As for actual compensation, a recent lawsuit certainly upholds the ‘premise of the question.’ This month, MLB agreed to distribute a $185M settlement to over 20,000 current and former minor leaguers after a lawsuit claimed the league violated the federal Fair Labor Standards act, minimum wage, and overtime. After legal fees, the approximate $120M remaining will be divided up, giving each player around $5,000. Or in other words, a little more than the minimum MiLB salary this year.
That’s quite a bit of money to shell out if you’re paying your players fairly.
As brilliant MiLB champion Emily Waldon noted when Manfred’s latest gaffe trended on Twitter Tuesday afternoon, minor leaguers are only paid in-season, yet they’re expected to stay in shape, train, and hone their craft all offseason and show up to spring training, ready to impress. They won’t be paid for that time, either. The average minor leaguer will make $12,000 this year, putting them below the federal poverty line. Worse yet, the minimum minor-league salary is $4,800. Those numbers stand in stark contrast to the average MLB team valuation of nearly $2 billion.
In order to earn a living wage, many players take on other jobs. Randy Dobnak drove for a ride-share company to make ends meet before getting his big break with the Minnesota Twins (and got bullied for it by Yankees fans, by the way). Garrett Whitlock worked two jobs while recovering from Tommy John during the first year of the pandemic, before getting claimed by the Boston Red Sox in the Rule 5 draft and pitching one of the best rookie seasons in franchise history.
But the majority of minor leaguers aren’t so lucky. Only about 10% will make it to the Majors, even fewer will stay there long enough to reach free agency. So while they strive for their dreams, the majority of minor leaguers also know there’s a better chance they don’t get there. They’ll need a Plan B, and league housing can’t help them there.
MLB Commissioner Rob Manfred is a multi-millionaire
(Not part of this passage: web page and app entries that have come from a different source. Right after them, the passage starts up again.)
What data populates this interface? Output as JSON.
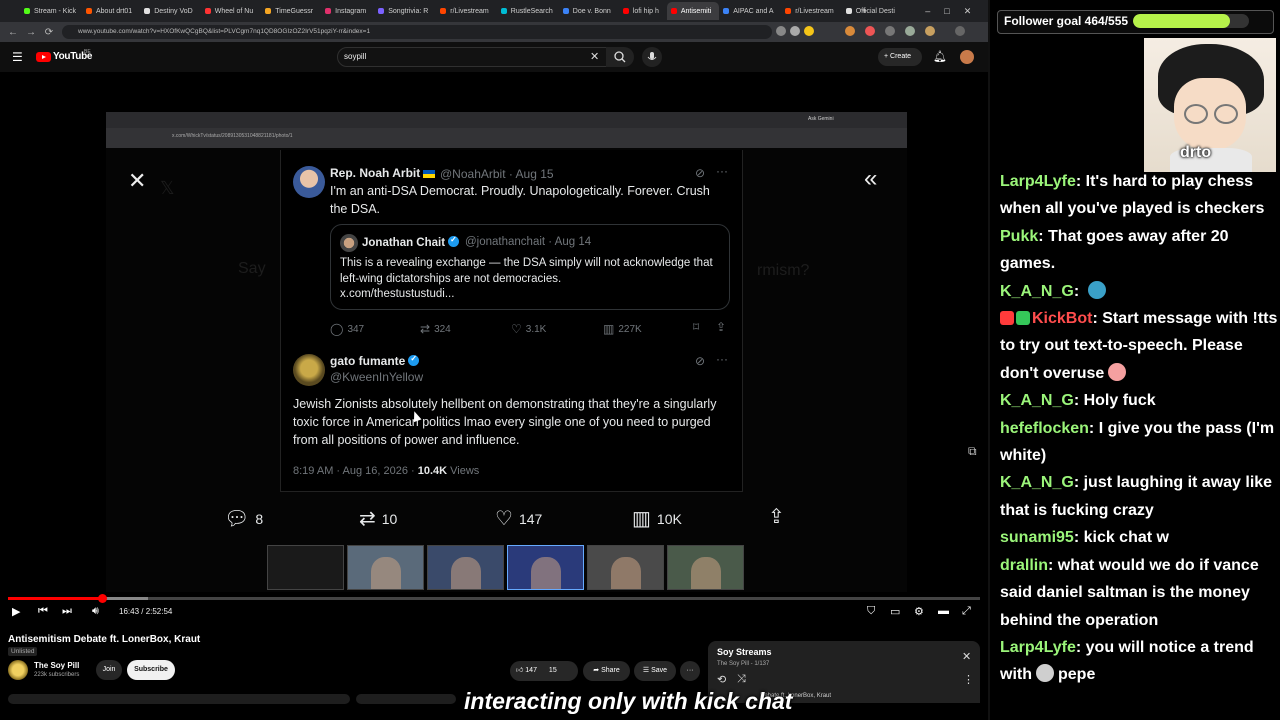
{
  "browser": {
    "tabs": [
      {
        "label": "Stream - Kick",
        "color": "#53fc18"
      },
      {
        "label": "About drt01",
        "color": "#ff5500"
      },
      {
        "label": "Destiny VoD",
        "color": "#e0e0e0"
      },
      {
        "label": "Wheel of Nu",
        "color": "#ff3333"
      },
      {
        "label": "TimeGuessr",
        "color": "#f5a623"
      },
      {
        "label": "Instagram",
        "color": "#e1306c"
      },
      {
        "label": "Songtrivia: R",
        "color": "#7b61ff"
      },
      {
        "label": "r/Livestream",
        "color": "#ff4500"
      },
      {
        "label": "RustleSearch",
        "color": "#00bcd4"
      },
      {
        "label": "Doe v. Bonn",
        "color": "#3b82f6"
      },
      {
        "label": "lofi hip h",
        "color": "#ff0000"
      },
      {
        "label": "Antisemiti",
        "color": "#ff0000",
        "active": true
      },
      {
        "label": "AIPAC and A",
        "color": "#3b82f6"
      },
      {
        "label": "r/Livestream",
        "color": "#ff4500"
      },
      {
        "label": "Official Desti",
        "color": "#e0e0e0"
      }
    ],
    "new_tab": "+",
    "controls": {
      "minimize": "–",
      "maximize": "□",
      "close": "✕"
    },
    "url": "www.youtube.com/watch?v=HXOfKwQCgBQ&list=PLVCgm7nq1QD8OGIzOZ2IrV51pqziY-rr&index=1",
    "nav": {
      "back": "←",
      "forward": "→",
      "reload": "⟳"
    }
  },
  "youtube": {
    "logo_text": "YouTube",
    "logo_sup": "BE",
    "search_value": "soypill",
    "create_label": "Create",
    "video": {
      "inner_url": "x.com/WhickTv/status/2089130531048821181/photo/1",
      "inner_tab_label": "Ask Gemini",
      "tweet1": {
        "name": "Rep. Noah Arbit",
        "handle_date": "@NoahArbit · Aug 15",
        "body": "I'm an anti-DSA Democrat. Proudly. Unapologetically. Forever. Crush the DSA.",
        "quote_name": "Jonathan Chait",
        "quote_handle_date": "@jonathanchait · Aug 14",
        "quote_body": "This is a revealing exchange — the DSA simply will not acknowledge that left-wing dictatorships are not democracies.",
        "quote_link": "x.com/thestustustudi...",
        "replies": "347",
        "reposts": "324",
        "likes": "3.1K",
        "views": "227K"
      },
      "tweet2": {
        "name": "gato fumante",
        "handle": "@KweenInYellow",
        "body": "Jewish Zionists absolutely hellbent on demonstrating that they're a singularly toxic force in American politics lmao every single one of you need to purged from all positions of power and influence.",
        "time": "8:19 AM · Aug 16, 2026 · ",
        "views_count": "10.4K",
        "views_word": " Views",
        "replies": "8",
        "reposts": "10",
        "likes": "147",
        "views": "10K"
      },
      "ghost_text": "Say",
      "ghost_text2": "rmism?"
    },
    "player": {
      "time": "16:43 / 2:52:54",
      "progress": 0.097
    },
    "below": {
      "title": "Antisemitism Debate ft. LonerBox, Kraut",
      "unlisted": "Unlisted",
      "channel": "The Soy Pill",
      "subs": "223k subscribers",
      "join": "Join",
      "subscribe": "Subscribe",
      "likes": "147",
      "dislikes": "15",
      "share": "Share",
      "save": "Save"
    },
    "playlist": {
      "title": "Soy Streams",
      "sub": "The Soy Pill - 1/137",
      "next": "Debate ft. LonerBox, Kraut"
    }
  },
  "overlay": {
    "goal_text": "Follower goal 464/555",
    "goal_value": 464,
    "goal_max": 555,
    "cam_name": "drto",
    "caption": "interacting only with kick chat"
  },
  "chat": {
    "messages": [
      {
        "user": "Larp4Lyfe",
        "color": "#9bf57a",
        "text": "It's hard to play chess when all you've played is checkers"
      },
      {
        "user": "Pukk",
        "color": "#9bf57a",
        "text": "That goes away after 20 games."
      },
      {
        "user": "K_A_N_G",
        "color": "#9bf57a",
        "text": "",
        "emote": "#3aa0c8"
      },
      {
        "user": "KickBot",
        "color": "#ff4d4d",
        "text": "Start message with !tts to try out text-to-speech. Please don't overuse",
        "emote": "#f5a0a0",
        "badges": [
          "#ff3b3b",
          "#35c759"
        ]
      },
      {
        "user": "K_A_N_G",
        "color": "#9bf57a",
        "text": "Holy fuck"
      },
      {
        "user": "hefeflocken",
        "color": "#9bf57a",
        "text": "I give you the pass (I'm white)"
      },
      {
        "user": "K_A_N_G",
        "color": "#9bf57a",
        "text": "just laughing it away like that is fucking crazy"
      },
      {
        "user": "sunami95",
        "color": "#9bf57a",
        "text": "kick chat w"
      },
      {
        "user": "drallin",
        "color": "#9bf57a",
        "text": "what would we do if vance said daniel saltman is the money behind the operation"
      },
      {
        "user": "Larp4Lyfe",
        "color": "#9bf57a",
        "text": "you will notice a trend with",
        "emote": "#cfcfcf",
        "tail": "pepe"
      }
    ]
  }
}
That this obfuscation comes from the Million-Dollar Manfred only makes it more outrageous. The details of his exact salary are unclear, but the internet can agree he makes somewhere between $11-17.5 million each year, and supposedly, bonuses can bring that up to $25M territory. Regardless of the specifics, he is richer than most of the players in the league he runs, to say nothing of the minor leaguers whose plight he insults with his roundabout retorts.
The only promising takeaway from this situation is that the public outrage at Rob Manfred’s comments signals an increase in public awareness and support for minor leaguers. Manfred Antoinette should be worried; the tide is turning.